Critics’ Picks

Juan Logan, Elegy III, 2017, acrylic paint, glitter, puzzle pieces, and olefin on canvas, 48 x 60".

Juan Logan, Elegy III, 2017, acrylic paint, glitter, puzzle pieces, and olefin on canvas, 48 x 60".


Juan Logan and Tonya Gregg

The Southern, gallery of contemporary art
2 Carlson Court
March 11–April 16, 2017

In concurrent shows at the Southern, Juan Logan and Tonya Gregg use distinct approaches to upend notions of black identity. Logan’s show, titled “Fatal Links,” examines the riddle of American blackness as it has developed from the transatlantic slave trade to today. More specifically, he argues that blackness ultimately gives definition to all other features of modern American identity.
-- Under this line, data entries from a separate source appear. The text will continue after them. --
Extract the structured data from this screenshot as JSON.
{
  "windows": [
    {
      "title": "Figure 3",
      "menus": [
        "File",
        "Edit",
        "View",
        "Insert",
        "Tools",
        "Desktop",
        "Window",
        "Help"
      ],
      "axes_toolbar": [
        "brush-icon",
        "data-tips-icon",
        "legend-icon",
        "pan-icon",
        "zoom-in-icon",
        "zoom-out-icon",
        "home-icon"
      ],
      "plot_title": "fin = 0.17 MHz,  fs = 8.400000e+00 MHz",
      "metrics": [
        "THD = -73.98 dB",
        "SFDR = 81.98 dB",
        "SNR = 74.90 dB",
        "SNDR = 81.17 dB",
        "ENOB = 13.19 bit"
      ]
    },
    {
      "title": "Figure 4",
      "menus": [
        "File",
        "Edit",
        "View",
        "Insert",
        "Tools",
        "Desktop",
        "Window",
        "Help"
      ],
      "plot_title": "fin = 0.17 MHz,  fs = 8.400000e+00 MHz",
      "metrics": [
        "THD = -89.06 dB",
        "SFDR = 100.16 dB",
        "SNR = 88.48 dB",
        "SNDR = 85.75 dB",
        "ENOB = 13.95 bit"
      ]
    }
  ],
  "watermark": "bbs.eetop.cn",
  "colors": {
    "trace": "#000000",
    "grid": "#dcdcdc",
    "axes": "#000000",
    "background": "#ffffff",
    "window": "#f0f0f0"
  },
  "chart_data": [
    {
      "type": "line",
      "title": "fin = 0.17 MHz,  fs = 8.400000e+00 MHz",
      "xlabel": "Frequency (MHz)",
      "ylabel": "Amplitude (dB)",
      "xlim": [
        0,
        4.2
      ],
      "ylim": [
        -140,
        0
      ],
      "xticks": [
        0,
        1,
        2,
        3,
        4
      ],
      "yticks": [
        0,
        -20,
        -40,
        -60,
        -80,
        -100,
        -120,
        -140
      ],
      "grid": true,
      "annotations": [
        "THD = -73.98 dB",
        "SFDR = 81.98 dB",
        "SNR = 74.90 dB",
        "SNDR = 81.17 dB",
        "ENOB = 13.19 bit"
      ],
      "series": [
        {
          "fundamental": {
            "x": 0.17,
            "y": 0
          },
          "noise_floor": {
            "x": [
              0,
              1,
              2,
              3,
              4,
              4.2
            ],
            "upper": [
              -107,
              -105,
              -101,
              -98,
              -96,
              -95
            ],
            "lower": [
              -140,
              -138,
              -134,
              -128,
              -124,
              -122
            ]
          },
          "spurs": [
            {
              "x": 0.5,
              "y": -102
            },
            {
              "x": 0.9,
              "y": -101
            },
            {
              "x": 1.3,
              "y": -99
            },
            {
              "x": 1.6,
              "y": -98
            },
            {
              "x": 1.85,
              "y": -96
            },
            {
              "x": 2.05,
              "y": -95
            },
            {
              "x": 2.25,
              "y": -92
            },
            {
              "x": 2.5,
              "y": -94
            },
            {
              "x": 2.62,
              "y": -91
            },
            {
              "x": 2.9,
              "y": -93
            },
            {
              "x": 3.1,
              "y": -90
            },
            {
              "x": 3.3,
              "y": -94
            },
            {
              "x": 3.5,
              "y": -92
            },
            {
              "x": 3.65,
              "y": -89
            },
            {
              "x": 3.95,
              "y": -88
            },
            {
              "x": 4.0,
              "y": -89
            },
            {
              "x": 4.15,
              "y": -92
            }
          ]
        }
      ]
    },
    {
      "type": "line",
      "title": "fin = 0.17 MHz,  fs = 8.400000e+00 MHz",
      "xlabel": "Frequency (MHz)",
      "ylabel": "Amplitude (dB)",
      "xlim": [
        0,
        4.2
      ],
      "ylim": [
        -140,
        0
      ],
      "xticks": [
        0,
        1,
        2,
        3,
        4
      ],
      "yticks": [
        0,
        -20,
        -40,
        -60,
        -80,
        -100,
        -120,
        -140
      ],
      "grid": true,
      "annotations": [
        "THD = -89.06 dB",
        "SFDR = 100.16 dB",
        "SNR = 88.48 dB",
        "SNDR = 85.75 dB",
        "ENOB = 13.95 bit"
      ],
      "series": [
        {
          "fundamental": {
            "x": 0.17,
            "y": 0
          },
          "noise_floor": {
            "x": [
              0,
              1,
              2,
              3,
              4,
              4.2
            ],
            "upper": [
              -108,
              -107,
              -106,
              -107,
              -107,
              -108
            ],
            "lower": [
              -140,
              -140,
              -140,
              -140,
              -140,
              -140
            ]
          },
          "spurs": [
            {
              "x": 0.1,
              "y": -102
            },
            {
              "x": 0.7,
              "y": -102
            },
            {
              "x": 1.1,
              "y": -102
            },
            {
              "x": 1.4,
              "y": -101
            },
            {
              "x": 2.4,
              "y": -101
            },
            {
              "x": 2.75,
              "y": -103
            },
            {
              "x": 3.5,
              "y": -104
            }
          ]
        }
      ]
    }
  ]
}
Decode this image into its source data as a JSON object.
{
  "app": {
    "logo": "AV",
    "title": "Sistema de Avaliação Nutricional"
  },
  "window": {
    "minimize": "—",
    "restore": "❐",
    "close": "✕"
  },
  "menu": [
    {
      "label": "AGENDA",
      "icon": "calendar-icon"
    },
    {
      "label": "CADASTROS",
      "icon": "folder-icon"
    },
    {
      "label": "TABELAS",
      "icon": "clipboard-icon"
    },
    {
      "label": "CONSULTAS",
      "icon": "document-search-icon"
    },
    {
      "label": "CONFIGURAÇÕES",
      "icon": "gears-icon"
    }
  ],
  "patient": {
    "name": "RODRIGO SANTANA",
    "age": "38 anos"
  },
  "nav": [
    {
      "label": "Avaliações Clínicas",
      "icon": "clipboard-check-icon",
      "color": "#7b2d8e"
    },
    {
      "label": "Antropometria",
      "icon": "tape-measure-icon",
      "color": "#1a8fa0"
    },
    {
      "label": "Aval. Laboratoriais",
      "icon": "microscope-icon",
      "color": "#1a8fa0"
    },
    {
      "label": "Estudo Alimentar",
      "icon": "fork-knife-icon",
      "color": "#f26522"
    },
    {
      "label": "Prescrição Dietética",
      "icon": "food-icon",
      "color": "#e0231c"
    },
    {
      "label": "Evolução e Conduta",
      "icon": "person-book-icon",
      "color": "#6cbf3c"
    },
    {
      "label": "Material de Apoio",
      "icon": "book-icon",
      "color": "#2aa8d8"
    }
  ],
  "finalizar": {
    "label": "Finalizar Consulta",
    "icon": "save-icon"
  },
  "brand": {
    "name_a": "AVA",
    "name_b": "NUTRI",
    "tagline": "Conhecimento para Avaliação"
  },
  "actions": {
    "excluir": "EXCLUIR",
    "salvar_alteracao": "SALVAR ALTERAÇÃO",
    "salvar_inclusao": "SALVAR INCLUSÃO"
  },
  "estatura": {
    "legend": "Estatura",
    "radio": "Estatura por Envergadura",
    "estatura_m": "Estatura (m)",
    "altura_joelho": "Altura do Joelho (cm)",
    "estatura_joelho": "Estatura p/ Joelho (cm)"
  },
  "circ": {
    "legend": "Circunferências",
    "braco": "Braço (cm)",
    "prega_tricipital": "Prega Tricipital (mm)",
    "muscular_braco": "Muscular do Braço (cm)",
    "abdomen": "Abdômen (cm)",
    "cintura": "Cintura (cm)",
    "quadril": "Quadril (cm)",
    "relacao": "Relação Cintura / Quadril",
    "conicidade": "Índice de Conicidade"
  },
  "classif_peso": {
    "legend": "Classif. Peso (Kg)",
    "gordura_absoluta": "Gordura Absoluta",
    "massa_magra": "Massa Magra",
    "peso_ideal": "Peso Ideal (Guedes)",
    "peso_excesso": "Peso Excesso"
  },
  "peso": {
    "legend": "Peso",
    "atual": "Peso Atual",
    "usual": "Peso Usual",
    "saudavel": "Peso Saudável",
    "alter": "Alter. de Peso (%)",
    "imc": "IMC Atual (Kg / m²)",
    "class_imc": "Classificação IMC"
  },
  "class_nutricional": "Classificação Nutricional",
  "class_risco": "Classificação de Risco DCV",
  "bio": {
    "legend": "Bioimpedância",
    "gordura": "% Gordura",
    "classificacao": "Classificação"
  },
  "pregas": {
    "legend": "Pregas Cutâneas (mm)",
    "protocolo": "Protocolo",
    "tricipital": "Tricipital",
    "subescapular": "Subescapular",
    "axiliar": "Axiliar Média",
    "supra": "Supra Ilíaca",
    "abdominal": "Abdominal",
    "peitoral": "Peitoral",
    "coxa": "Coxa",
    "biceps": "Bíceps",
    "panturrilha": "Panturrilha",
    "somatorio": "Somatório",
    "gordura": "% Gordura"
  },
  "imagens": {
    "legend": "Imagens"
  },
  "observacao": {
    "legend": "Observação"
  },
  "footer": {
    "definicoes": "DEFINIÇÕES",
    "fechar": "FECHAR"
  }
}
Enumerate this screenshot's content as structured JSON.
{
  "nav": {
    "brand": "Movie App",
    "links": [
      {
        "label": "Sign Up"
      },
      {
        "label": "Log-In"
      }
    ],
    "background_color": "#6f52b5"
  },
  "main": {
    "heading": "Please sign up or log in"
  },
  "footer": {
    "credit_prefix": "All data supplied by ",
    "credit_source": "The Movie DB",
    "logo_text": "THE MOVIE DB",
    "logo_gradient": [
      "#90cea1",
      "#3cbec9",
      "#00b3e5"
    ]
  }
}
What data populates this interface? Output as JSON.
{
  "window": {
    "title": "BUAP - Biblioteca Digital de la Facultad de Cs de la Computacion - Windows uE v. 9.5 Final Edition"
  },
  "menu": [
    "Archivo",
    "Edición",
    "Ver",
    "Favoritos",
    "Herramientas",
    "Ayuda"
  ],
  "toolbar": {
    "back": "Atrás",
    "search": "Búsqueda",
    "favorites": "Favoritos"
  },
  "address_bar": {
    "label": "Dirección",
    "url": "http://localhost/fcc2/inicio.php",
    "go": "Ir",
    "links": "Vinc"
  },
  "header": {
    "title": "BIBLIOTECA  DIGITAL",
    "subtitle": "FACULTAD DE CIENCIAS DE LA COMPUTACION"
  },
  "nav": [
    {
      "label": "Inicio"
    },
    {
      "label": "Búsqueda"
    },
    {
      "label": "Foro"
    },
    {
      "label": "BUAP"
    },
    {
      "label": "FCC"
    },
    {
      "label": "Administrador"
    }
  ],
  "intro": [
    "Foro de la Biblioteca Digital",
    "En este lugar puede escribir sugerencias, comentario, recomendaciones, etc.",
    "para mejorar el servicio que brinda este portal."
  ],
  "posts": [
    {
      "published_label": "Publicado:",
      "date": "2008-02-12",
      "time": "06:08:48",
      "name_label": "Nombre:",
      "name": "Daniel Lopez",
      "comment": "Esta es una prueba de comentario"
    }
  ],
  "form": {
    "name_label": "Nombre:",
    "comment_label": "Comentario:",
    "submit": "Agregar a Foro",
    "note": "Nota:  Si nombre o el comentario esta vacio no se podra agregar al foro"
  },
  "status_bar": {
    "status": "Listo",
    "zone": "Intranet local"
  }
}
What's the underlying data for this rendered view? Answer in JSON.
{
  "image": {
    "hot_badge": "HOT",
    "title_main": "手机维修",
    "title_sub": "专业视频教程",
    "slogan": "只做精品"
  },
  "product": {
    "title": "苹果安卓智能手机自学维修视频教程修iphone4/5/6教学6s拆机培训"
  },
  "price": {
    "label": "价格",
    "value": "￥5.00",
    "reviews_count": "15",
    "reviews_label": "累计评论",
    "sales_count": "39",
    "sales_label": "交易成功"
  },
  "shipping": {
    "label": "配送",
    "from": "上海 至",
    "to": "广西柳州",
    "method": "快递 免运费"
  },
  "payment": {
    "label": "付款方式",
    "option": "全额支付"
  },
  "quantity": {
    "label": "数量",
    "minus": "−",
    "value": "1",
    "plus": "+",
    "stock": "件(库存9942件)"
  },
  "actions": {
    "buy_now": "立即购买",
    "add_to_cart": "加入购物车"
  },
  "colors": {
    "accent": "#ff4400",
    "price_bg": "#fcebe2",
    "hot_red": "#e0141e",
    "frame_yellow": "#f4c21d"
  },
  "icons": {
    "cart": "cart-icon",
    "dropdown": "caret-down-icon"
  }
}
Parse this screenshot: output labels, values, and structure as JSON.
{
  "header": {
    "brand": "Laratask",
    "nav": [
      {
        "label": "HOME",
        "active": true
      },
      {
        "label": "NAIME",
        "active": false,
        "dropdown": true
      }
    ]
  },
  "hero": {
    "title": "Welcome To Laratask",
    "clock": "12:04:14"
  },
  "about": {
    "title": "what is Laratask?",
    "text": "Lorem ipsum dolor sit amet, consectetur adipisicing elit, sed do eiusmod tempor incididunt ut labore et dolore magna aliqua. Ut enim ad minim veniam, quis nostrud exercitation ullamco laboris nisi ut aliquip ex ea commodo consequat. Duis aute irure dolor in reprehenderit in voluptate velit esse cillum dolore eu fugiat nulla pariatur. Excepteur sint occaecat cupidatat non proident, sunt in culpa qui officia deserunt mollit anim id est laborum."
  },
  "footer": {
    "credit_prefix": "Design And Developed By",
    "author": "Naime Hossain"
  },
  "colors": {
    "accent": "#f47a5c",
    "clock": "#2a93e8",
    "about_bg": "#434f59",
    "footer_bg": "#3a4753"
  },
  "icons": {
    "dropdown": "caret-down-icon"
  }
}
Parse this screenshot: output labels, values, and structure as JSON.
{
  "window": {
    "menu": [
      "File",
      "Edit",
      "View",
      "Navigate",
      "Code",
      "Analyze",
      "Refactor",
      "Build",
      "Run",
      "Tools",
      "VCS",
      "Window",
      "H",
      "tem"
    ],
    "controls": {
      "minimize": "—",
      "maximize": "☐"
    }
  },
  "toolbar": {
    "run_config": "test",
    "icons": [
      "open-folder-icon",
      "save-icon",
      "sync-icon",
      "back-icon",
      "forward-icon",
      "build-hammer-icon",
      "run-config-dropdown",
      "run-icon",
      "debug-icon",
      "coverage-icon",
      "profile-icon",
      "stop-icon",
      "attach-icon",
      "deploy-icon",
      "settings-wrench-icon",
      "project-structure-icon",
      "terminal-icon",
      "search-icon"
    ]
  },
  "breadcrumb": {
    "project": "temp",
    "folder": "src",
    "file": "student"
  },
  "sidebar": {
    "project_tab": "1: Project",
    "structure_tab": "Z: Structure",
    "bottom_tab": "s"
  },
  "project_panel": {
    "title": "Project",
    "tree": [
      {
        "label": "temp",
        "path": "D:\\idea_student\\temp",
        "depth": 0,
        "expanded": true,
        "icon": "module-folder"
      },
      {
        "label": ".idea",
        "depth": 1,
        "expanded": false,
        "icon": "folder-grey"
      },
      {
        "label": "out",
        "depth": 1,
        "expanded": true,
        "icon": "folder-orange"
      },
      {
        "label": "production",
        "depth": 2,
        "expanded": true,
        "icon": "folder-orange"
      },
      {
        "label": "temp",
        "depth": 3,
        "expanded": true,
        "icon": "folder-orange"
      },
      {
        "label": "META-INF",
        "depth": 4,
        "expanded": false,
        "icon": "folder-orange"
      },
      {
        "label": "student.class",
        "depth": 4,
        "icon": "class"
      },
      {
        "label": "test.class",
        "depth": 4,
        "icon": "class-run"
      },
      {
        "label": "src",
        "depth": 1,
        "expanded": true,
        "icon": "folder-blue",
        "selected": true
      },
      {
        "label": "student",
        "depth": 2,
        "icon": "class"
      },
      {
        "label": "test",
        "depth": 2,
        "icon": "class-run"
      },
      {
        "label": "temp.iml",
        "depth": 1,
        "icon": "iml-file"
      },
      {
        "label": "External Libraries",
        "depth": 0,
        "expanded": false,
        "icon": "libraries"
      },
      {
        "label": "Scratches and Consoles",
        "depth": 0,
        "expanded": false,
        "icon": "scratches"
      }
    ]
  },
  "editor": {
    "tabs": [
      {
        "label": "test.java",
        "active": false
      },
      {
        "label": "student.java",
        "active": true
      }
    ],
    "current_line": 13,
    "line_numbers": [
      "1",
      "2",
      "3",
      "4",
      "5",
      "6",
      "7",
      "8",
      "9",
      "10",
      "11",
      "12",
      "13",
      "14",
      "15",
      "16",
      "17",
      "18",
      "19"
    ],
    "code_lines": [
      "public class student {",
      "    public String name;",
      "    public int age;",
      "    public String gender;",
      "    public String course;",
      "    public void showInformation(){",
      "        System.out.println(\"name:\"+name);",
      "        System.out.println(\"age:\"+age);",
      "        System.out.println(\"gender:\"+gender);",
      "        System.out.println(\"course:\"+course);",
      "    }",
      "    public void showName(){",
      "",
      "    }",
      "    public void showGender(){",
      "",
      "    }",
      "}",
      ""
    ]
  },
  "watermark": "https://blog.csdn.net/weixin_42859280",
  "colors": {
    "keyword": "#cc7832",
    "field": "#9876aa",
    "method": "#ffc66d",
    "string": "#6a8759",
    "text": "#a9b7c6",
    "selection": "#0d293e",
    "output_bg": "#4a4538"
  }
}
In Elegy I, Elegy II, and Elegy III, all 2017, Logan draws this fatal link with a combination of acrylic paint, glitter, puzzle pieces, and olefin on canvas. The disembodied, featureless black heads present throughout his work become enigmatic symbols of their race, reflecting both the light and the viewer’s racial projections with their inscrutable dark shimmer. While Logan’s work is abstract, viewers can recognize a journey in the “Elegy” suite: the prow of a ship, a sea of water, a middle passage. In Elegy I, the heads appear to have reached a new shore—their backdrop the red and white stripes of the American flag—but they are confined in a grid-like pattern, effectively held in mass incarceration. Radical, indeed: Logan’s work demonstrates how without blackness as a frame, there’s just negative, white space.

In “After Midnight in the Dynasty,” Gregg takes another route, choosing to subvert how we think about race through detailed images of black women sitting, lounging, and dreaming in surreal landscapes. By situating her subjects in surrealist fantasy-scapes, complete with floating Afro-ed fairies, she casts them in new light, reminding viewers how seldom they see black women depicted in repose, in scenes at once romantic and banal. They are rendered in the style of drawings for Japanese manga; big eyes and curved lines make her subjects soft and dreamy. They become, in fact, not so much symbols of black womanhood, but simply fanciful individuals.